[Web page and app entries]
__________________________________________________

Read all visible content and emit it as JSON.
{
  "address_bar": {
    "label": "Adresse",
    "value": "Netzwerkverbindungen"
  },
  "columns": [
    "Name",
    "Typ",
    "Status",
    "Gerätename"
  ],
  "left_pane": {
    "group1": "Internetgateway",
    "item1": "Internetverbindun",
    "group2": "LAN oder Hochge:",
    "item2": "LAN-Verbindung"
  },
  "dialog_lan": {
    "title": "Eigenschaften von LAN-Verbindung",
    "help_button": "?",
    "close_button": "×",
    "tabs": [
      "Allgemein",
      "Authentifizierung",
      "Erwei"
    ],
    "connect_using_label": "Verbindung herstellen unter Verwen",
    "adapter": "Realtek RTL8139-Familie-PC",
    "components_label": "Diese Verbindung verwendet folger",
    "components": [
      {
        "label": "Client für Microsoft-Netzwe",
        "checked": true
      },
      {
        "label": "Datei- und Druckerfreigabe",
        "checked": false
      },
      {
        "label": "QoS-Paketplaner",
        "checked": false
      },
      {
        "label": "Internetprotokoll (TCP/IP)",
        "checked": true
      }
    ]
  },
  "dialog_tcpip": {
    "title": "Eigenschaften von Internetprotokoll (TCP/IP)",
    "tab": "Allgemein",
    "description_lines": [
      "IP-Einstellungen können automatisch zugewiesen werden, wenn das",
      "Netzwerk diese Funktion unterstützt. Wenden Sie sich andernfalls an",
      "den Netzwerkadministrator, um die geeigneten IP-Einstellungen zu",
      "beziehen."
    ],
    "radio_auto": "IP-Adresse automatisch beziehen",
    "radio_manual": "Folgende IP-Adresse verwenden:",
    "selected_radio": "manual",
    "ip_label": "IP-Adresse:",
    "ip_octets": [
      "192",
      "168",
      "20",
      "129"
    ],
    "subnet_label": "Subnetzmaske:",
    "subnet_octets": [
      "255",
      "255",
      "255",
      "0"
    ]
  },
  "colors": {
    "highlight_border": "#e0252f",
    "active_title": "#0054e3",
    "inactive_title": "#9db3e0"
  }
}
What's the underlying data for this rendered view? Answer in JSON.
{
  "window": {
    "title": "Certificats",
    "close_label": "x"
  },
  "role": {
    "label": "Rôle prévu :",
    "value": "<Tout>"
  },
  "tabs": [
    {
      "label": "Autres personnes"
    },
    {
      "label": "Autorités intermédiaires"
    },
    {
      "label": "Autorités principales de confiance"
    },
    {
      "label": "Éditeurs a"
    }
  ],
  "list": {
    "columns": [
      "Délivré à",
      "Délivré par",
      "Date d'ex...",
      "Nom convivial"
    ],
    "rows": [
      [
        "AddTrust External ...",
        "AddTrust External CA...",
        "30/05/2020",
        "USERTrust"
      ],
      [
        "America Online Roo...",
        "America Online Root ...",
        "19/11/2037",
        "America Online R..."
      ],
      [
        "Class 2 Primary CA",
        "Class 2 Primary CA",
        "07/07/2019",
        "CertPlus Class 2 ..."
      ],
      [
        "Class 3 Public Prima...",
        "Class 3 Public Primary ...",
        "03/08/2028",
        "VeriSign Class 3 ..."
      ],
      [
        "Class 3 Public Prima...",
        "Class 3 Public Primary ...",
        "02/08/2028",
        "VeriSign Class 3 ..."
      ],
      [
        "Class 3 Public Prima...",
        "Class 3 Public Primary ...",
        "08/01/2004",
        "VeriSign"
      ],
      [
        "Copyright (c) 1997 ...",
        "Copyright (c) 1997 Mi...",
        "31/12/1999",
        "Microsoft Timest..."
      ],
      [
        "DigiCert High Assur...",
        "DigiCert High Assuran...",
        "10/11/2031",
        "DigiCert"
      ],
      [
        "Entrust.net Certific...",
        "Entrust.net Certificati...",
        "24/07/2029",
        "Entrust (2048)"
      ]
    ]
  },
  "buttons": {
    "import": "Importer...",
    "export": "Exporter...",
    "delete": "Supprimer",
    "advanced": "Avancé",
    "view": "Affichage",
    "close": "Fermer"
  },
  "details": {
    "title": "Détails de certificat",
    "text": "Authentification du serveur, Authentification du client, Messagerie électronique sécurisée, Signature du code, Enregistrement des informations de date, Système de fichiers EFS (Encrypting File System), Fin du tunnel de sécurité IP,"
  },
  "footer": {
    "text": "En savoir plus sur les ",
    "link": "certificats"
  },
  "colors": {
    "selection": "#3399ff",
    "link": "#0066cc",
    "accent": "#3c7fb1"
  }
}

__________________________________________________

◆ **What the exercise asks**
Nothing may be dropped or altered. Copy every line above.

◆ **Written solution**
Read all visible content and emit it as JSON.
{
  "address_bar": {
    "label": "Adresse",
    "value": "Netzwerkverbindungen"
  },
  "columns": [
    "Name",
    "Typ",
    "Status",
    "Gerätename"
  ],
  "left_pane": {
    "group1": "Internetgateway",
    "item1": "Internetverbindun",
    "group2": "LAN oder Hochge:",
    "item2": "LAN-Verbindung"
  },
  "dialog_lan": {
    "title": "Eigenschaften von LAN-Verbindung",
    "help_button": "?",
    "close_button": "×",
    "tabs": [
      "Allgemein",
      "Authentifizierung",
      "Erwei"
    ],
    "connect_using_label": "Verbindung herstellen unter Verwen",
    "adapter": "Realtek RTL8139-Familie-PC",
    "components_label": "Diese Verbindung verwendet folger",
    "components": [
      {
        "label": "Client für Microsoft-Netzwe",
        "checked": true
      },
      {
        "label": "Datei- und Druckerfreigabe",
        "checked": false
      },
      {
        "label": "QoS-Paketplaner",
        "checked": false
      },
      {
        "label": "Internetprotokoll (TCP/IP)",
        "checked": true
      }
    ]
  },
  "dialog_tcpip": {
    "title": "Eigenschaften von Internetprotokoll (TCP/IP)",
    "tab": "Allgemein",
    "description_lines": [
      "IP-Einstellungen können automatisch zugewiesen werden, wenn das",
      "Netzwerk diese Funktion unterstützt. Wenden Sie sich andernfalls an",
      "den Netzwerkadministrator, um die geeigneten IP-Einstellungen zu",
      "beziehen."
    ],
    "radio_auto": "IP-Adresse automatisch beziehen",
    "radio_manual": "Folgende IP-Adresse verwenden:",
    "selected_radio": "manual",
    "ip_label": "IP-Adresse:",
    "ip_octets": [
      "192",
      "168",
      "20",
      "129"
    ],
    "subnet_label": "Subnetzmaske:",
    "subnet_octets": [
      "255",
      "255",
      "255",
      "0"
    ]
  },
  "colors": {
    "highlight_border": "#e0252f",
    "active_title": "#0054e3",
    "inactive_title": "#9db3e0"
  }
}
What's the underlying data for this rendered view? Answer in JSON.
{
  "window": {
    "title": "Certificats",
    "close_label": "x"
  },
  "role": {
    "label": "Rôle prévu :",
    "value": "<Tout>"
  },
  "tabs": [
    {
      "label": "Autres personnes"
    },
    {
      "label": "Autorités intermédiaires"
    },
    {
      "label": "Autorités principales de confiance"
    },
    {
      "label": "Éditeurs a"
    }
  ],
  "list": {
    "columns": [
      "Délivré à",
      "Délivré par",
      "Date d'ex...",
      "Nom convivial"
    ],
    "rows": [
      [
        "AddTrust External ...",
        "AddTrust External CA...",
        "30/05/2020",
        "USERTrust"
      ],
      [
        "America Online Roo...",
        "America Online Root ...",
        "19/11/2037",
        "America Online R..."
      ],
      [
        "Class 2 Primary CA",
        "Class 2 Primary CA",
        "07/07/2019",
        "CertPlus Class 2 ..."
      ],
      [
        "Class 3 Public Prima...",
        "Class 3 Public Primary ...",
        "03/08/2028",
        "VeriSign Class 3 ..."
      ],
      [
        "Class 3 Public Prima...",
        "Class 3 Public Primary ...",
        "02/08/2028",
        "VeriSign Class 3 ..."
      ],
      [
        "Class 3 Public Prima...",
        "Class 3 Public Primary ...",
        "08/01/2004",
        "VeriSign"
      ],
      [
        "Copyright (c) 1997 ...",
        "Copyright (c) 1997 Mi...",
        "31/12/1999",
        "Microsoft Timest..."
      ],
      [
        "DigiCert High Assur...",
        "DigiCert High Assuran...",
        "10/11/2031",
        "DigiCert"
      ],
      [
        "Entrust.net Certific...",
        "Entrust.net Certificati...",
        "24/07/2029",
        "Entrust (2048)"
      ]
    ]
  },
  "buttons": {
    "import": "Importer...",
    "export": "Exporter...",
    "delete": "Supprimer",
    "advanced": "Avancé",
    "view": "Affichage",
    "close": "Fermer"
  },
  "details": {
    "title": "Détails de certificat",
    "text": "Authentification du serveur, Authentification du client, Messagerie électronique sécurisée, Signature du code, Enregistrement des informations de date, Système de fichiers EFS (Encrypting File System), Fin du tunnel de sécurité IP,"
  },
  "footer": {
    "text": "En savoir plus sur les ",
    "link": "certificats"
  },
  "colors": {
    "selection": "#3399ff",
    "link": "#0066cc",
    "accent": "#3c7fb1"
  }
}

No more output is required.